Readers quickly answered Fred Pohl’s plea for help fixing Wikipedia’s article about opera singer Toti dal Monte:
…I saw [her] performance in 1945, and I’m absolutely positive of the date because, although I was in Italy before that, it was 1945 before I could wander around Naples on my own. But I looked up Toti in the Wikipedia the other day, and it says flatly that she retired in 1943.
So what do I do about that gross error?
They answered so quickly, in fact, I imagined fans screaming “Wait, Fred, no-o-o-o-o!” at their computer screens as they hurried to save him before he innocently ran afoul of Wikipedia policies and suffered some rude remarks by Wikipedia’s vigilante editors.
For there’s disappointment in store for anyone who naïvely thinks he will be allowed to add facts to “the free encyclopedia that anyone can edit” simply because he personally witnessed them occur. Wikipedia policy sharply curtails the use of primary sources, bluntly commanding: “Do not add unsourced material from your personal experience, because that would make Wikipedia a primary source of that material.”
Stop and think for a moment. Fans took it for granted that even the testimony of Fred Pohl, subject of his own Wikipedia article, and editor of the Hugo-winning prozine If, subject of another Wikipedia featured article, would be treated as having no credibility. I find it remarkable to see so many science fiction fans passively accepting – enabling – this silly state of affairs.
And no, Fred could not satisfy the policy by citing his blog as the source because that would violate a different policy.
I didn’t always know this. I found out when John King Tarpinian wrote an eyewitness account of Carla Laemmle’s 100th birthday event and I added the information to her Wikipedia article, citing my blog. Here’s what I added:
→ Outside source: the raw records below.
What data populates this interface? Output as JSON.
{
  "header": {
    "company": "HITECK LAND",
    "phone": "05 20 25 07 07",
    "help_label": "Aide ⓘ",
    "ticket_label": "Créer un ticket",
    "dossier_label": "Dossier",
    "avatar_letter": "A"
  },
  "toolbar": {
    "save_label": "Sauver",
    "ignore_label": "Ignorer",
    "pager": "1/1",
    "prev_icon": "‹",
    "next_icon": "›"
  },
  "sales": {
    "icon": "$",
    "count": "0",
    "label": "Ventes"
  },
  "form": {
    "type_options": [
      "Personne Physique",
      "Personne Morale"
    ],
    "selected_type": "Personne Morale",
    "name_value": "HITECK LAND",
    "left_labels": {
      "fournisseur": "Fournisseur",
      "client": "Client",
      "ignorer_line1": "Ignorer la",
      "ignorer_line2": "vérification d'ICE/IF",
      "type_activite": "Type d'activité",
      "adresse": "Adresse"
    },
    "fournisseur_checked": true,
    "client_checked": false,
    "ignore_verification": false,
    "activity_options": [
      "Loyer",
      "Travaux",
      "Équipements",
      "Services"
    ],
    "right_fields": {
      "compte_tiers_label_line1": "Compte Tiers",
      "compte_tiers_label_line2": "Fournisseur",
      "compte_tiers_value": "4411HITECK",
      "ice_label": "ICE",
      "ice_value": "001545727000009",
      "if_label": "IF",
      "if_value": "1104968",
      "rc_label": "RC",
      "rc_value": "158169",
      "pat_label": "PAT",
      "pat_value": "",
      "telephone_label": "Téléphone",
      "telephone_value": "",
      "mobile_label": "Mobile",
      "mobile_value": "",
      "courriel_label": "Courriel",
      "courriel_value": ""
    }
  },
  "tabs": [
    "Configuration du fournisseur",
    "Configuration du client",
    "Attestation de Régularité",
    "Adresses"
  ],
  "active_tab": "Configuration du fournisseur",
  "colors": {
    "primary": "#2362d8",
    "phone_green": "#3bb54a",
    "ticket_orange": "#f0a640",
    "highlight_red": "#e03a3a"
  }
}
On October 20, 2009, she celebrated her 100th birthday with a guestlist which included Ray Bradbury, George Clayton Johnson, Bela Lugosi, Jr., Sara Karloff and Ron Chaney.
Sometime later I revisited my addition and found it changed to “.” An editor going by the handle “DreamGuy” had eliminated the cited link to File 770. When questioned, he pointed out that blogs do not meet the criteria of WP:RS policy for reliable sources, and added this shot:
It’s just some blog with no history of expertise or reliability. If that page can be used as a source, then any page on the Internet by anyone could be, and that’s not how an encyclopedia works.
Yes, the internet never stops proving how good manners suffer when people are allowed to work anonymously. Though even I had to laugh at DreamGuy’s final fling of Wiki hypocrisy — he left my line untouched, deleting only my citation. Yes, the source was too unreliable for Wikipedia to mention, but he kept the information the source provided!
How ironic is it that the Internet’s leading online encylopedia privileges the printed page above anything else? Why can’t Wikipedia’s corps of editors learn enough about their fields to recognize credible sources when they see them? Obviously, publishing house editorial staffs have had to learn those skills.
Wikipedia is also plagued with “editors” who get their rocks off deleting other people’s contributions. Within the past week a Wikipedia editor has been gunning down entries for America’s most famous and historic science fiction clubs.
Articles about the Northwest Science Fiction Society of Seattle and the Philadelphia Science Fiction Society have recently been deleted, the former by request of an editor whose handle is RadioFan, the latter by request of RHaworth.
A list at the WikiProject Science Fiction page shows RadioFan also wants to delete entries for the Bay Area Science Fiction Association, Orange County Science Fiction Club, Ottawa Science Fiction Society.
While I was at it I checked the entries for several other clubs and found RadioFan has also recommended deletion of the articles for LASFS and NESFA.
It’s not as though fandom needs acknowledgement by the Wikipedia. What offends me is how easily some jackass can vandalize all the work people have done on these entries over the years.
Don’t let the vast dimensions of the Wikipedia project blur your understanding of what it is – a social milieu that’s actually quite similar to science fiction fandom with both the good and bad parts, the bad including the familiar dominance games, passive-aggressive behavior, and people at odds with each other. The Wikipedia is just a very bad clubzine, where quality is sacrificed because it is a battleground for rival members, driving off potential contributors, and leading participants to problem-solve by enacting rules that blindly cause as many problems as they suppress.